Petit held his own in 2006 in a tough environment for pitchers (Triple-A Albuquerque), but his ultra-deceptive delivery and good-enough stuff have one last test to pass in the majors before he'll justify his top prospect status. The steep drop in his K rate at Albuquerque is a concern, however. He's still young, and the Marlins have no need to rush him given all the other young arms they have, so unless he has a breakout spring training expect him to spend at least a few more months in the desert.
Petit, who was the Mets' top prospect, was dealt to Florida in the Carlos Delgado trade. Last year, he blew through Double-A Binghamton to earn three starts at Triple-A Norfolk, where he struggled before tossing a dominant effort in the playoffs. His stuff is considered, at best, slightly above average, but he has tremendous movement and the ability to hide the ball well on his fastball, even though it tops out at 88-90 mph. His solid changeup, slider and curveball have been more effective against righties and he struggled against lefties in 2005. Some of the concerns are his weight (at 6-0, he's 230 lbs.) and how well he'll be able to deceive hitters as he advances up the ladder, though he allayed some of that concern last season. With the Marlins in a rebuilding mode, Petit should be able to make it up to the majors by mid-2006 and projects to be a second or third starter. Some scouts have compared him to Rick Reed in his ability without dominant stuff.
Petit blew through the Mets organization in 2004, reaching Double-A, and now is considered the team's No. 1 pitching prospect. While he doesn’t throw ultra-fast yet, he does have a low-90s fastball that looks faster because of his deceptive delivery and could increase in velocity as his body matures. He also uses a developing changeup, decent curve and slider.
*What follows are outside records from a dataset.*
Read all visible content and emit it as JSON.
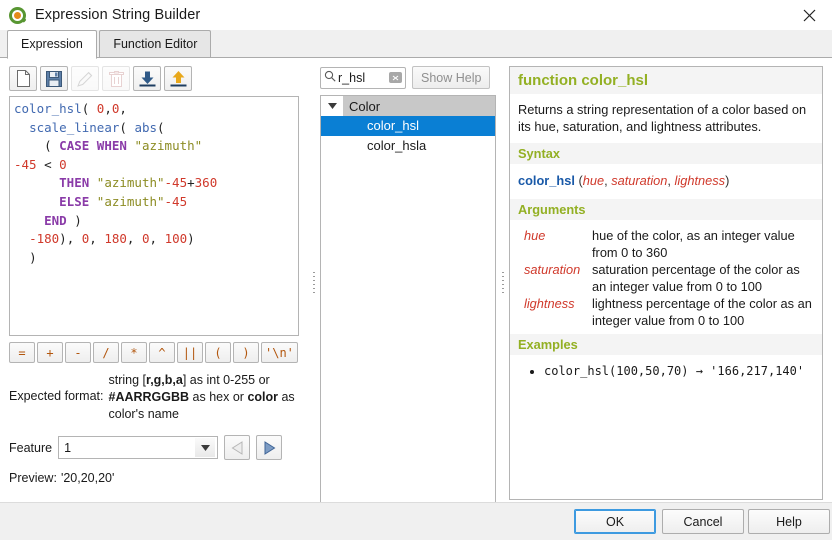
{
  "window": {
    "title": "Expression String Builder",
    "logo_icon": "qgis-logo-icon",
    "close_icon": "close-icon"
  },
  "tabs": [
    {
      "label": "Expression",
      "active": true
    },
    {
      "label": "Function Editor",
      "active": false
    }
  ],
  "toolbar": [
    {
      "name": "new-expression-button",
      "icon": "new-file-icon",
      "enabled": true
    },
    {
      "name": "save-expression-button",
      "icon": "save-floppy-icon",
      "enabled": true
    },
    {
      "name": "edit-expression-button",
      "icon": "pencil-edit-icon",
      "enabled": false
    },
    {
      "name": "delete-expression-button",
      "icon": "trash-delete-icon",
      "enabled": false
    },
    {
      "name": "import-expressions-button",
      "icon": "import-down-arrow-icon",
      "enabled": true
    },
    {
      "name": "export-expressions-button",
      "icon": "export-up-arrow-icon",
      "enabled": true
    }
  ],
  "expression": {
    "lines": [
      [
        {
          "t": "color_hsl",
          "c": "fn"
        },
        {
          "t": "( ",
          "c": "pl"
        },
        {
          "t": "0",
          "c": "num"
        },
        {
          "t": ",",
          "c": "pl"
        },
        {
          "t": "0",
          "c": "num"
        },
        {
          "t": ",",
          "c": "pl"
        }
      ],
      [
        {
          "t": "  ",
          "c": "pl"
        },
        {
          "t": "scale_linear",
          "c": "fn"
        },
        {
          "t": "( ",
          "c": "pl"
        },
        {
          "t": "abs",
          "c": "fn"
        },
        {
          "t": "(",
          "c": "pl"
        }
      ],
      [
        {
          "t": "    ( ",
          "c": "pl"
        },
        {
          "t": "CASE WHEN",
          "c": "kw"
        },
        {
          "t": " ",
          "c": "pl"
        },
        {
          "t": "\"azimuth\"",
          "c": "str"
        }
      ],
      [
        {
          "t": "-45",
          "c": "num"
        },
        {
          "t": " < ",
          "c": "pl"
        },
        {
          "t": "0",
          "c": "num"
        }
      ],
      [
        {
          "t": "      ",
          "c": "pl"
        },
        {
          "t": "THEN",
          "c": "kw"
        },
        {
          "t": " ",
          "c": "pl"
        },
        {
          "t": "\"azimuth\"",
          "c": "str"
        },
        {
          "t": "-45",
          "c": "num"
        },
        {
          "t": "+",
          "c": "pl"
        },
        {
          "t": "360",
          "c": "num"
        }
      ],
      [
        {
          "t": "      ",
          "c": "pl"
        },
        {
          "t": "ELSE",
          "c": "kw"
        },
        {
          "t": " ",
          "c": "pl"
        },
        {
          "t": "\"azimuth\"",
          "c": "str"
        },
        {
          "t": "-45",
          "c": "num"
        }
      ],
      [
        {
          "t": "    ",
          "c": "pl"
        },
        {
          "t": "END",
          "c": "kw"
        },
        {
          "t": " )",
          "c": "pl"
        }
      ],
      [
        {
          "t": "  ",
          "c": "pl"
        },
        {
          "t": "-180",
          "c": "num"
        },
        {
          "t": "), ",
          "c": "pl"
        },
        {
          "t": "0",
          "c": "num"
        },
        {
          "t": ", ",
          "c": "pl"
        },
        {
          "t": "180",
          "c": "num"
        },
        {
          "t": ", ",
          "c": "pl"
        },
        {
          "t": "0",
          "c": "num"
        },
        {
          "t": ", ",
          "c": "pl"
        },
        {
          "t": "100",
          "c": "num"
        },
        {
          "t": ")",
          "c": "pl"
        }
      ],
      [
        {
          "t": "  )",
          "c": "pl"
        }
      ]
    ],
    "plain_text": "color_hsl( 0,0,\n  scale_linear( abs(\n    ( CASE WHEN \"azimuth\"-45 < 0\n      THEN \"azimuth\"-45+360\n      ELSE \"azimuth\"-45\n    END )\n  -180), 0, 180, 0, 100)\n  )"
  },
  "operators": [
    {
      "label": "=",
      "name": "operator-equals-button"
    },
    {
      "label": "+",
      "name": "operator-plus-button"
    },
    {
      "label": "-",
      "name": "operator-minus-button"
    },
    {
      "label": "/",
      "name": "operator-divide-button"
    },
    {
      "label": "*",
      "name": "operator-multiply-button"
    },
    {
      "label": "^",
      "name": "operator-power-button"
    },
    {
      "label": "||",
      "name": "operator-concat-button"
    },
    {
      "label": "(",
      "name": "operator-open-paren-button"
    },
    {
      "label": ")",
      "name": "operator-close-paren-button"
    },
    {
      "label": "'\\n'",
      "name": "operator-newline-button"
    }
  ],
  "expected_format": {
    "label": "Expected format:",
    "parts": [
      {
        "t": "string [",
        "b": false
      },
      {
        "t": "r,g,b,a",
        "b": true
      },
      {
        "t": "] as int 0-255 or ",
        "b": false
      },
      {
        "t": "#AARRGGBB",
        "b": true
      },
      {
        "t": " as hex or ",
        "b": false
      },
      {
        "t": "color",
        "b": true
      },
      {
        "t": " as color's name",
        "b": false
      }
    ]
  },
  "feature": {
    "label": "Feature",
    "value": "1",
    "dropdown_icon": "chevron-down-icon",
    "prev_icon": "triangle-left-icon",
    "next_icon": "triangle-right-icon",
    "prev_enabled": false,
    "next_enabled": true
  },
  "preview": {
    "label": "Preview:",
    "value": "'20,20,20'"
  },
  "search": {
    "value": "r_hsl",
    "placeholder": "Search",
    "icon": "search-magnifier-icon",
    "clear_icon": "clear-x-icon"
  },
  "show_help_button": {
    "label": "Show Help",
    "enabled": false
  },
  "function_tree": {
    "groups": [
      {
        "label": "Color",
        "expanded": true,
        "twisty_icon": "triangle-down-icon",
        "items": [
          {
            "label": "color_hsl",
            "selected": true
          },
          {
            "label": "color_hsla",
            "selected": false
          }
        ]
      }
    ]
  },
  "help": {
    "title": "function color_hsl",
    "description": "Returns a string representation of a color based on its hue, saturation, and lightness attributes.",
    "syntax_heading": "Syntax",
    "syntax": {
      "name": "color_hsl",
      "open": " (",
      "args": [
        "hue",
        "saturation",
        "lightness"
      ],
      "separator": ", ",
      "close": ")"
    },
    "arguments_heading": "Arguments",
    "arguments": [
      {
        "name": "hue",
        "description": "hue of the color, as an integer value from 0 to 360"
      },
      {
        "name": "saturation",
        "description": "saturation percentage of the color as an integer value from 0 to 100"
      },
      {
        "name": "lightness",
        "description": "lightness percentage of the color as an integer value from 0 to 100"
      }
    ],
    "examples_heading": "Examples",
    "examples": [
      "color_hsl(100,50,70) → '166,217,140'"
    ]
  },
  "footer": {
    "ok_label": "OK",
    "cancel_label": "Cancel",
    "help_label": "Help"
  },
  "colors": {
    "accent_blue": "#0a7fd4",
    "heading_green": "#93b023",
    "arg_red": "#d0392b",
    "syntax_blue": "#1959a8",
    "keyword_purple": "#8a3ba8",
    "string_olive": "#8c8c23",
    "operator_orange": "#b2560d"
  }
}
What makes him extremely effective is that he throws all these pitches for strikes and has the confidence to throw each in a critical situation. He'll start the year in Double-A, and if he progresses in 2005 like he did last year, he could see Shea Stadium early in 2006.
More Fantasy News
Strong body of work since return
POakland Athletics
September 17, 2019
Petit, who fired 1.2 perfect innings during which he recorded two strikeouts in a loss to the Royals on Monday, has allowed just one earned run across the 4.2 innings he's logged over four appearances since returning from a brief personal leave.
ANALYSIS
Subscribe now to instantly reveal our take on this news.
Back with team
POakland Athletics
September 7, 2019
Petit (personal) is back with the Athletics, Shayna Rubin of The San Jose Mercury News reports.
ANALYSIS
Subscribe now to instantly reveal our take on this news.
Return date indefinite
POakland Athletics
Personal
September 7, 2019
Petit (personal) will be traveling to his native Venezuela due to the death of his father and doesn't presently have a firm timetable for a return to the team, Martin Gallegos of MLB.com reports.
ANALYSIS
Subscribe now to instantly reveal our take on this news.
Likely unavailable through weekend
POakland Athletics
Personal
September 5, 2019
Petit likely won't be available until Monday's series opener against Houston due to personal reasons, Susan Slusser of the San Francisco Chronicle reports.
ANALYSIS
Subscribe now to instantly reveal our take on this news.
Picks up fifth victory
POakland Athletics
September 4, 2019
Petit (5-3) was credited with the victory in a win over the Angels on Tuesday, firing 1.1 scoreless frames during which he allowed no hits or walks while recording a strikeout.
ANALYSIS
Subscribe now to instantly reveal our take on this news.